The entries follow. Copy every line in which "JavaVirtualMachines" appears.

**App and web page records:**
=== Begin Enclosure ===

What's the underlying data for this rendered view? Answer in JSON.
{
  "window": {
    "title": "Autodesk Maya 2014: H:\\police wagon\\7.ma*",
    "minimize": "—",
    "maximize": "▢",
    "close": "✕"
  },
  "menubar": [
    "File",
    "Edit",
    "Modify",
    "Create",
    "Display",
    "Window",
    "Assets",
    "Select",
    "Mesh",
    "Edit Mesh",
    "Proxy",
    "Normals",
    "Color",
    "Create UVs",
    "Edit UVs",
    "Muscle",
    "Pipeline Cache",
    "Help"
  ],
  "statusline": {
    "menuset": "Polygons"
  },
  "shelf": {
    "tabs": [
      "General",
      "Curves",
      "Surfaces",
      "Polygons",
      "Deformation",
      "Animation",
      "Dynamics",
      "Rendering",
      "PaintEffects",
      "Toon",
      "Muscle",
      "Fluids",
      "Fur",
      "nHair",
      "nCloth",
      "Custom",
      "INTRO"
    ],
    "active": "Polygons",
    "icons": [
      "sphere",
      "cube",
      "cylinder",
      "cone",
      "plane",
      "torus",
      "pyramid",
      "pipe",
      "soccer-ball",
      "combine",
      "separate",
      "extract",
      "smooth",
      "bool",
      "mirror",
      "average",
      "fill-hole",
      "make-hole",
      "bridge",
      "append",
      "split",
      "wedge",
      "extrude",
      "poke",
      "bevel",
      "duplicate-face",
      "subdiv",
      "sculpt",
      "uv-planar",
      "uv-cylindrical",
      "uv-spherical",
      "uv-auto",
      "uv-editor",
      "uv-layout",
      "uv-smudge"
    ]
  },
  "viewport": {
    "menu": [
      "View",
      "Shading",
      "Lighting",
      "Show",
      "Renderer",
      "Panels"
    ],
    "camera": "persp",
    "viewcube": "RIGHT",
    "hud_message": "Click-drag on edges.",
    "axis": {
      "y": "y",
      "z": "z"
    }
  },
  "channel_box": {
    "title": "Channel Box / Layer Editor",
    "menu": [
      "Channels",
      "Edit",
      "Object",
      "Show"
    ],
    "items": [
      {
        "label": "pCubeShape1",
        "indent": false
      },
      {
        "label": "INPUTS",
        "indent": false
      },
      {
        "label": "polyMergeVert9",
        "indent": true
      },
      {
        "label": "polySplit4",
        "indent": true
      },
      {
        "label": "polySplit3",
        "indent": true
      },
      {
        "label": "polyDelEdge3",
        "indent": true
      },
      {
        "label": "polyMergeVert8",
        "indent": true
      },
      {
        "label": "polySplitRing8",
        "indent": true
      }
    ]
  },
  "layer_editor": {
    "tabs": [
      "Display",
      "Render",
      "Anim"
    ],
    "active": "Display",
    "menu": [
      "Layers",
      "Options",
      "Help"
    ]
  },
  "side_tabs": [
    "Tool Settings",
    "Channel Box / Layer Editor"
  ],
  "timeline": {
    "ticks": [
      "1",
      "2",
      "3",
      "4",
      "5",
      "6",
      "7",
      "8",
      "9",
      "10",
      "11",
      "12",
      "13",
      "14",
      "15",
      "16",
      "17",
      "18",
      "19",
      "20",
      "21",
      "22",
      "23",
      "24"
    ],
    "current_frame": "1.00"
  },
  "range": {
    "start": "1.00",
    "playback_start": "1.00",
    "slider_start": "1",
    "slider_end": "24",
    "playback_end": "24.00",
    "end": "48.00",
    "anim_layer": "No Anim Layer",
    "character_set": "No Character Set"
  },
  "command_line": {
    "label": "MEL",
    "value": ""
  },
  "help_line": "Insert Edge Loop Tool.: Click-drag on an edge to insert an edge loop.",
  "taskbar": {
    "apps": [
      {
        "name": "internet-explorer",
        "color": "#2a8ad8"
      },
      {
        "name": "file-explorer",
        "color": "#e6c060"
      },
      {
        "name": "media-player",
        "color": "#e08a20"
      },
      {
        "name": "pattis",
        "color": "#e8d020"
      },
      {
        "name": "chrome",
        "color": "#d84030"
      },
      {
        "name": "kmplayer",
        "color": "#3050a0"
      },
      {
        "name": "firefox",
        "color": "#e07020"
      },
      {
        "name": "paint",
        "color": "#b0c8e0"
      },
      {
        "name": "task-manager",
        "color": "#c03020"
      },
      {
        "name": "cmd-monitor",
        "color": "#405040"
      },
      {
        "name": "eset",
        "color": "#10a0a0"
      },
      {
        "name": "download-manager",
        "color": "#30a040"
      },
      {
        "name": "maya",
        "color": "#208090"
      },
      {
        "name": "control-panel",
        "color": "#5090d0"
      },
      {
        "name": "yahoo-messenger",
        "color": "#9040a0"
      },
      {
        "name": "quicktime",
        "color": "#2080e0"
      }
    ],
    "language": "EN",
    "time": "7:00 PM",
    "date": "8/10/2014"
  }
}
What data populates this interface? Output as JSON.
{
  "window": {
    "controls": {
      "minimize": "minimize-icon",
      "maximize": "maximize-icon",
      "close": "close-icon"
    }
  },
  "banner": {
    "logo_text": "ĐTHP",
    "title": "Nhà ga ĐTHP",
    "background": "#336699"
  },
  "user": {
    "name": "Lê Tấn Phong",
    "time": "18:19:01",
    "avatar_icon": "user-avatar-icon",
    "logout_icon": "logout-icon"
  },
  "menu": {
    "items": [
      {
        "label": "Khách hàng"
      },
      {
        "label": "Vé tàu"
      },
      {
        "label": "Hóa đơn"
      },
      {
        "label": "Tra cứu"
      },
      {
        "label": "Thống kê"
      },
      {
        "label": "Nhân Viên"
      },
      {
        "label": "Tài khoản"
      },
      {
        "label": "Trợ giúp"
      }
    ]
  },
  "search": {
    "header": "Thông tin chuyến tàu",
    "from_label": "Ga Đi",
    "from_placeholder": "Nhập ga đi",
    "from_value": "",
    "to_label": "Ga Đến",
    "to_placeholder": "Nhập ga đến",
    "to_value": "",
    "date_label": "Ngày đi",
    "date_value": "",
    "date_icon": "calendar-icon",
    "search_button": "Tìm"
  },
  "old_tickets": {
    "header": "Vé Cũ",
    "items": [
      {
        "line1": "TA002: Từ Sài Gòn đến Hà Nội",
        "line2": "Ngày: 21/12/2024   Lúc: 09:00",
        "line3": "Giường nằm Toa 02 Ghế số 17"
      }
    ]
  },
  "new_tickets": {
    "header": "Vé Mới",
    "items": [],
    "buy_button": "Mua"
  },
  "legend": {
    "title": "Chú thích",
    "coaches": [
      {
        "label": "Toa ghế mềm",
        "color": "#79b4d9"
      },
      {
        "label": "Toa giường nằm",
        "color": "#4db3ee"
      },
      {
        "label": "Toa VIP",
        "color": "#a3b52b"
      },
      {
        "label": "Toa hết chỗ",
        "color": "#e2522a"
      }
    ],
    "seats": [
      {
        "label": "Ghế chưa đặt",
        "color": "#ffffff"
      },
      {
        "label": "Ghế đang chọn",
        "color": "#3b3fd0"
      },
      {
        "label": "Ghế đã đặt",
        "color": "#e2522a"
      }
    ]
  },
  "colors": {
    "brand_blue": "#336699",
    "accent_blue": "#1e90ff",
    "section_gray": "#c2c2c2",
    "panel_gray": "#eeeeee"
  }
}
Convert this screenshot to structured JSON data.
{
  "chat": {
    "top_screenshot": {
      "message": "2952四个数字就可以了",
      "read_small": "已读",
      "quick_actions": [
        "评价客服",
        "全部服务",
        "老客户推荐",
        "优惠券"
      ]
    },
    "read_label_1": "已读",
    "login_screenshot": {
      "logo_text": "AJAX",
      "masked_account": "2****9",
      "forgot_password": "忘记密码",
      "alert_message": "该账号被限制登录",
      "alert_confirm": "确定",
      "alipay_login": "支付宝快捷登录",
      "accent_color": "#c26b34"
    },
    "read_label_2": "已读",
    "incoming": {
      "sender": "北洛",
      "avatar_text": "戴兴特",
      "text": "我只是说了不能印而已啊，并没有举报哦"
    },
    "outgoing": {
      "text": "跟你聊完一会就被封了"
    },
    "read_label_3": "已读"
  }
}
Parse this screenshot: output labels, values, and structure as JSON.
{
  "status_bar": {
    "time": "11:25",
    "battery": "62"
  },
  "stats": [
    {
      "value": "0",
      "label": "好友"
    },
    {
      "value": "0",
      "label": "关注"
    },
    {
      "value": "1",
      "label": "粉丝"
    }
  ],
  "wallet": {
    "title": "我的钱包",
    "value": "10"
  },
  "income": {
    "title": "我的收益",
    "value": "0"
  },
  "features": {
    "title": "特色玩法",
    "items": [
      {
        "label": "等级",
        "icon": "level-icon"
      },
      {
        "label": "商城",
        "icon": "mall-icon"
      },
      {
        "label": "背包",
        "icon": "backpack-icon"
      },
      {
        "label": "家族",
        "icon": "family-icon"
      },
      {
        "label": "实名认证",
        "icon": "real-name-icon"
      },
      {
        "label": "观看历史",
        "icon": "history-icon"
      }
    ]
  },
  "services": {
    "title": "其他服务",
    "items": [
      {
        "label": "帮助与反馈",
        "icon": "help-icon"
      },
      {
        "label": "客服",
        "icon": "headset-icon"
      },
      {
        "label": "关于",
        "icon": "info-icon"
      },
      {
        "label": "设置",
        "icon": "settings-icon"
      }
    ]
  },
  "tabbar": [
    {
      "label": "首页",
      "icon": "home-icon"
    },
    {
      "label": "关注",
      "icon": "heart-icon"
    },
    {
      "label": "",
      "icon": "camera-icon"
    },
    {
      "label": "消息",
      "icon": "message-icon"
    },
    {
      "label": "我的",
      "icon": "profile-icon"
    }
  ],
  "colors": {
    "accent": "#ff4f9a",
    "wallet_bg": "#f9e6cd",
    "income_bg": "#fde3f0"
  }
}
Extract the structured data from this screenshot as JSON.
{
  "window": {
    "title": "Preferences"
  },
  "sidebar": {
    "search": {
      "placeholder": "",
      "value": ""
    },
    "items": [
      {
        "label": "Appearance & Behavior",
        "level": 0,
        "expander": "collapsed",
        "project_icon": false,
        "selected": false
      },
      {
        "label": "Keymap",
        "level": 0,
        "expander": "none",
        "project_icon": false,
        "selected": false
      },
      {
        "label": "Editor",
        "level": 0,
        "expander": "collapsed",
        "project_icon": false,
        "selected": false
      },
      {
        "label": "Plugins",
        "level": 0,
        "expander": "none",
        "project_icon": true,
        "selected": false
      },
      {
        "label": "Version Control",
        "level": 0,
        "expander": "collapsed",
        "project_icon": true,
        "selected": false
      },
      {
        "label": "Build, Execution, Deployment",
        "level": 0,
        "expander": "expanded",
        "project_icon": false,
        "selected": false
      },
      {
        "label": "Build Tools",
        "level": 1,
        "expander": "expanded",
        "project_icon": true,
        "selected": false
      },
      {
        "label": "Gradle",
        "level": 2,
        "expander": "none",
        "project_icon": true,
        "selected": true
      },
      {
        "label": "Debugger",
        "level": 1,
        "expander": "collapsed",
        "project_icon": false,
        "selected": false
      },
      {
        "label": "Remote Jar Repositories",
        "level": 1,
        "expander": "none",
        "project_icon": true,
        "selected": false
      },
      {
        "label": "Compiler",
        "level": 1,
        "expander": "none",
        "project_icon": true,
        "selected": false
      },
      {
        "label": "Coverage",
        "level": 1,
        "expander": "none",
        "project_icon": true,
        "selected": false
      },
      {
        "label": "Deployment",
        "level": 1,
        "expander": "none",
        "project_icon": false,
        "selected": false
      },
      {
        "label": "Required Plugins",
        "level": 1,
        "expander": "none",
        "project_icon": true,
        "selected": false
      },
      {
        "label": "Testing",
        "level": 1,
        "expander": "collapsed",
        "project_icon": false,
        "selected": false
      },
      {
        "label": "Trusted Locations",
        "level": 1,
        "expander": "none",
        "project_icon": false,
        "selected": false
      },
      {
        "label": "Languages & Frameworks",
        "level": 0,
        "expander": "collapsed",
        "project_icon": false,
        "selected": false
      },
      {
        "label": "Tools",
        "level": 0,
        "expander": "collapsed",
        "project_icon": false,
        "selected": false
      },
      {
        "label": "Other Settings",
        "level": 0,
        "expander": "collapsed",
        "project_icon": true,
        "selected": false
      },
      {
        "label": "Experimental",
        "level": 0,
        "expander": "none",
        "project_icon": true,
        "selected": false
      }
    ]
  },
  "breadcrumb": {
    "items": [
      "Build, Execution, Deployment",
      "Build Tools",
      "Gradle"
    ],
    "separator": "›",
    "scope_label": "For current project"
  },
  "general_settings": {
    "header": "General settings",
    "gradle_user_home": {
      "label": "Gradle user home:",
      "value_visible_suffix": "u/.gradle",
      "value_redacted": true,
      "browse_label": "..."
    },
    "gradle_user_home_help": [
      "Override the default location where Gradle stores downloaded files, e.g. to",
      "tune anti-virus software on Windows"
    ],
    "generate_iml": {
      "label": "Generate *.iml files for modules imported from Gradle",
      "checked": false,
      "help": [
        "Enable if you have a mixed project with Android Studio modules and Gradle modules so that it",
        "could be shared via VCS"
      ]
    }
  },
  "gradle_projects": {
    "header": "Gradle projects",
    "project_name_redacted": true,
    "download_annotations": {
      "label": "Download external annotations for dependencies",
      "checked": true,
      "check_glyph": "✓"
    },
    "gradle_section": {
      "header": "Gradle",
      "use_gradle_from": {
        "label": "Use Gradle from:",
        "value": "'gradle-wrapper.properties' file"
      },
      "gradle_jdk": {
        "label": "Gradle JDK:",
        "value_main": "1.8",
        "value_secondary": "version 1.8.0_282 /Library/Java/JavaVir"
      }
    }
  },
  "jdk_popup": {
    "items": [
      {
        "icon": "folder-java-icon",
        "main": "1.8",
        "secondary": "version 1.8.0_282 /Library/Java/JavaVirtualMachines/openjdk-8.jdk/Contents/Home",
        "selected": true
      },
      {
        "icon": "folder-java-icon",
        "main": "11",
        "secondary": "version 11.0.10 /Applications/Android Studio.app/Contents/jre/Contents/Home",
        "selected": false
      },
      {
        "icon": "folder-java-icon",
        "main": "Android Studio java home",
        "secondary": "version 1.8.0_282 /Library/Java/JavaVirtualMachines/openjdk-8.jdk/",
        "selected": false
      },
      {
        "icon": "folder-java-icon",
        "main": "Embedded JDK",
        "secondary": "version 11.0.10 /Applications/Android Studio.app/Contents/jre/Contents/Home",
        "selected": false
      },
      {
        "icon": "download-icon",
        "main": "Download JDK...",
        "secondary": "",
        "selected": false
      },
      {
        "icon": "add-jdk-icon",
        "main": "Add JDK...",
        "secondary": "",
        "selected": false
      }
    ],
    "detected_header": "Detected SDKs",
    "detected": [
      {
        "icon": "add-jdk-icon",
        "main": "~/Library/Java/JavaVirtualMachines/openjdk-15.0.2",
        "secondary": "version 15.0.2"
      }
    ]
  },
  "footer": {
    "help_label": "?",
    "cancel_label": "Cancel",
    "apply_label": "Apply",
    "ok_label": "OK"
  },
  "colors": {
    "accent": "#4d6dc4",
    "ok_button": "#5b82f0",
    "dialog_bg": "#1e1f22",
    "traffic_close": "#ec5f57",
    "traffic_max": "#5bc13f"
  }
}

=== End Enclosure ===

**Expected answer:**
        "secondary": "version 1.8.0_282 /Library/Java/JavaVirtualMachines/openjdk-8.jdk/Contents/Home",
        "secondary": "version 1.8.0_282 /Library/Java/JavaVirtualMachines/openjdk-8.jdk/",
        "main": "~/Library/Java/JavaVirtualMachines/openjdk-15.0.2",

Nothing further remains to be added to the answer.